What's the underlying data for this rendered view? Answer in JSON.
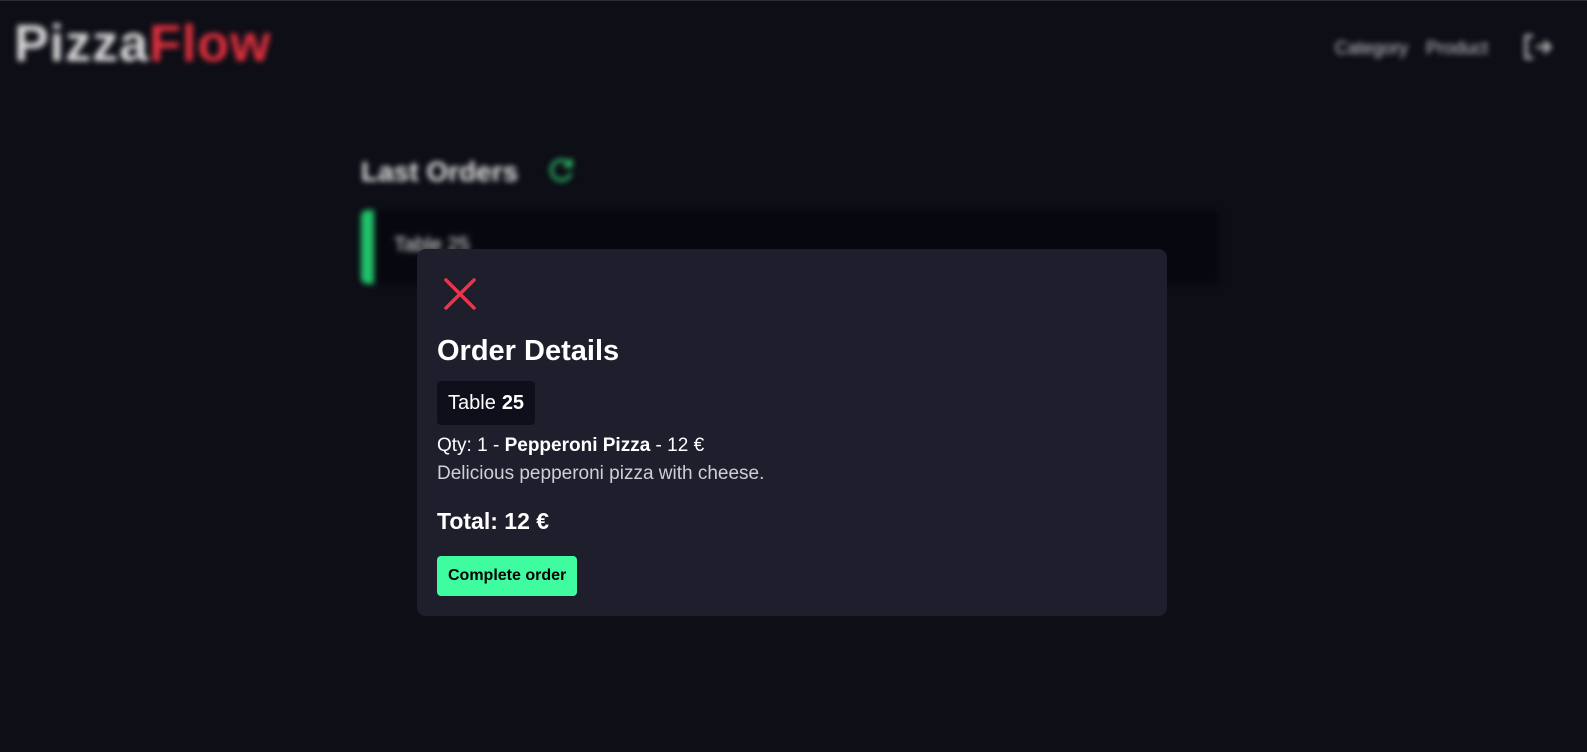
{
  "header": {
    "logo_part1": "Pizza",
    "logo_part2": "Flow",
    "nav": [
      "Category",
      "Product"
    ],
    "logout_icon": "logout-icon"
  },
  "orders": {
    "title": "Last Orders",
    "refresh_icon": "refresh-icon",
    "items": [
      {
        "label": "Table 25"
      }
    ]
  },
  "modal": {
    "close_icon": "close-icon",
    "title": "Order Details",
    "table_label": "Table",
    "table_number": "25",
    "item_qty_prefix": "Qty: 1 - ",
    "item_name": "Pepperoni Pizza",
    "item_price_suffix": " - 12 €",
    "item_description": "Delicious pepperoni pizza with cheese.",
    "total": "Total: 12 €",
    "complete_button": "Complete order"
  },
  "colors": {
    "background": "#0d0e16",
    "modal_bg": "#1e1e2d",
    "accent_green": "#3efc9f",
    "status_green": "#20c16a",
    "brand_red": "#e0303e",
    "close_red": "#e8354a"
  }
}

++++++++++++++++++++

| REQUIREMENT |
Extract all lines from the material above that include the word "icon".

| SOLUTION TO THIS TASK |
    "logout_icon": "logout-icon"
    "refresh_icon": "refresh-icon",
    "close_icon": "close-icon",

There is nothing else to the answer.